Numerous investors, partners and employees have distanced themselves from Carlos Watson’s embattled Ozy Media in the days since the New York Times published an exposé of the digital media company on Sunday.
Silicon Valley venture capitalist Ron Conway surrendered all his shares in the 8-year-old digital media company, Axios reported on Wednesday, citing multiple sources. Conway was one of the first investors in Ozy, which bills itself as a “modern media company.”
Former BBC anchor Katty Kay also announced Wednesday that that she had resigned from her 4-month-old job as an executive producer and senior editor at Ozy, citing the Times’ “serious and deeply troubling” report.
In addition, a spokesperson for A&E confirmed that the network has pulled the second installment of Ozy’s two-part “Voices Magnified” special that had been slated to run on Monday, one day after the Times revealed that COO and co-founder Samir Rao impersonated a Google executive on a call with Goldman Sachs executives and reported that Ozy leadership appeared to be inflating video views and online traffic statistics.
The A&E representative noted that there are no further projects with Ozy in the pipeline and added that the network works with hundreds of partners to create shows. Ozy, the rep said, was just one of many — and there’s no impending decision on the fate of the joint Ozy/A&E podcast since it’s not currently in production.
In the midst of the mounting firestorm, Ozy Media itself has gone radio silent. Though CEO Carlos Watson defended himself and the company Monday in an interview with TheWrap, he and his representatives have stopped responding to press requests. (Watson did pull out as host of Wednesday’s News and Documentary Emmys ceremony.)
On Tuesday, Ozy’s board of directors — led by venture capitalist Marc Lasry — announced that it had placed Rao on a leave of absence pending an independent investigation into his conduct. “We will continue to review the company’s leadership in the coming months,” the board said in an unsigned statement.
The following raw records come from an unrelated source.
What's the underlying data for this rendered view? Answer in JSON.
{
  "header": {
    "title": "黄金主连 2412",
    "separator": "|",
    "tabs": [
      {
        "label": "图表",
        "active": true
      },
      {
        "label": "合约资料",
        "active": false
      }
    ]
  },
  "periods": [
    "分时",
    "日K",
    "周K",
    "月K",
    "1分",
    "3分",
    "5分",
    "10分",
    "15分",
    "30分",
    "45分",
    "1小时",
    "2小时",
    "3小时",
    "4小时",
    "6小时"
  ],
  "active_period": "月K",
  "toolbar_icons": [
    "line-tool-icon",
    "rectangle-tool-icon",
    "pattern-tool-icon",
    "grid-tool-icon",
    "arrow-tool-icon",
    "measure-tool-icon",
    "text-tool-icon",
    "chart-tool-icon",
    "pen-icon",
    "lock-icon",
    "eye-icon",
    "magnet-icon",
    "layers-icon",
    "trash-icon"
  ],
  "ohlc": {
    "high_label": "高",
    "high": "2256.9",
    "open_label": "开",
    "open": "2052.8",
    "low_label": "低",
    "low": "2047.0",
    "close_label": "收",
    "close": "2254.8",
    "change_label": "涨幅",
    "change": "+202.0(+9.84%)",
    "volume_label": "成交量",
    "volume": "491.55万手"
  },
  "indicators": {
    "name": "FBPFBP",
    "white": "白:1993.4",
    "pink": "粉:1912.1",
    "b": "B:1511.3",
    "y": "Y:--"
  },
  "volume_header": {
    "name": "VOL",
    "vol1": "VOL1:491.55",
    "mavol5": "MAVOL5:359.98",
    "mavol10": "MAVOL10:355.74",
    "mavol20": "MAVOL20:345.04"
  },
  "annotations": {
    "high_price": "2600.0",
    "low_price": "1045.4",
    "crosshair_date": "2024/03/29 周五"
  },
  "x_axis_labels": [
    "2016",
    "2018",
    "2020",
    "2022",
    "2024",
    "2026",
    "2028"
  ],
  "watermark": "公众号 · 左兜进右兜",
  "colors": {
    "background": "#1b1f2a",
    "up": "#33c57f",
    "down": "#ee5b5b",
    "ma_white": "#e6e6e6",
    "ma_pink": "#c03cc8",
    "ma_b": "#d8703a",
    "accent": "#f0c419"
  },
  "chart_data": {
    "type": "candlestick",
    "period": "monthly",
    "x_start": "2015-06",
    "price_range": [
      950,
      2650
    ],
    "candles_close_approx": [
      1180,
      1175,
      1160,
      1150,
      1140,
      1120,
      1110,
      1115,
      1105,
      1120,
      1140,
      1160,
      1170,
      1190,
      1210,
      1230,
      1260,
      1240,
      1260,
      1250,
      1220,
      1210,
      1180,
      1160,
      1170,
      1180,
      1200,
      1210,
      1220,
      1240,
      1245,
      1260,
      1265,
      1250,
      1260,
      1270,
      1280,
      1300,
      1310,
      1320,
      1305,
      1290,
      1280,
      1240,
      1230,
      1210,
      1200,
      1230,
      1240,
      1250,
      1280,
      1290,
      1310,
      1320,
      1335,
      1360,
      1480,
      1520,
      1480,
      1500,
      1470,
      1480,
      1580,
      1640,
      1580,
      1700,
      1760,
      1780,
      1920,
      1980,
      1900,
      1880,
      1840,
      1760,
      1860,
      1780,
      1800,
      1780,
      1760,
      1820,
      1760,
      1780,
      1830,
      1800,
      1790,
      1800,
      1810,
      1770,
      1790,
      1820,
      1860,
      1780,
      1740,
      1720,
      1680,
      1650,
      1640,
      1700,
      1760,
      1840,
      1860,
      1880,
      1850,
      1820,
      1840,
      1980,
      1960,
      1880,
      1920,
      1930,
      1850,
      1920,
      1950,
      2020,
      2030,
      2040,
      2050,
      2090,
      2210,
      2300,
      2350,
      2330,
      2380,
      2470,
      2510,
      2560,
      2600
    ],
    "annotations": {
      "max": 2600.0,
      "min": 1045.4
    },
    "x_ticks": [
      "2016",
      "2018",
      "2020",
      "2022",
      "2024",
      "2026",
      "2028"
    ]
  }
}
Other investing partners, like Axel Springer, which invested an undisclosed amount in Ozy in 2014, have also remained silent. A representative for the publishing giant told TheWrap: “We have nothing to add.”
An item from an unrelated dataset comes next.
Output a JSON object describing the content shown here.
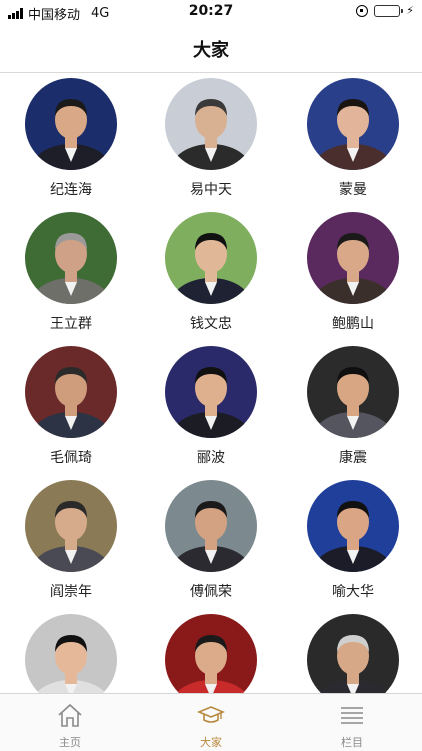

The embattled company has come under increased scrutiny for its operations, including its signature Ozy Fest live events. According to a Wednesday report in Forbes, the company consistently struggled to secure talent and sell tickets to its events — particularly a 2019 Ozy Fest to be located in Central Park’s vast Great Lawn that claimed to draw an audience as big as 100,000 people, which Forbes reported was nearly impossible to achieve. That event was ultimately canceled due to a heat wave. Ozy and Watson did not respond to requests for comment on the Forbes story or other inquiries.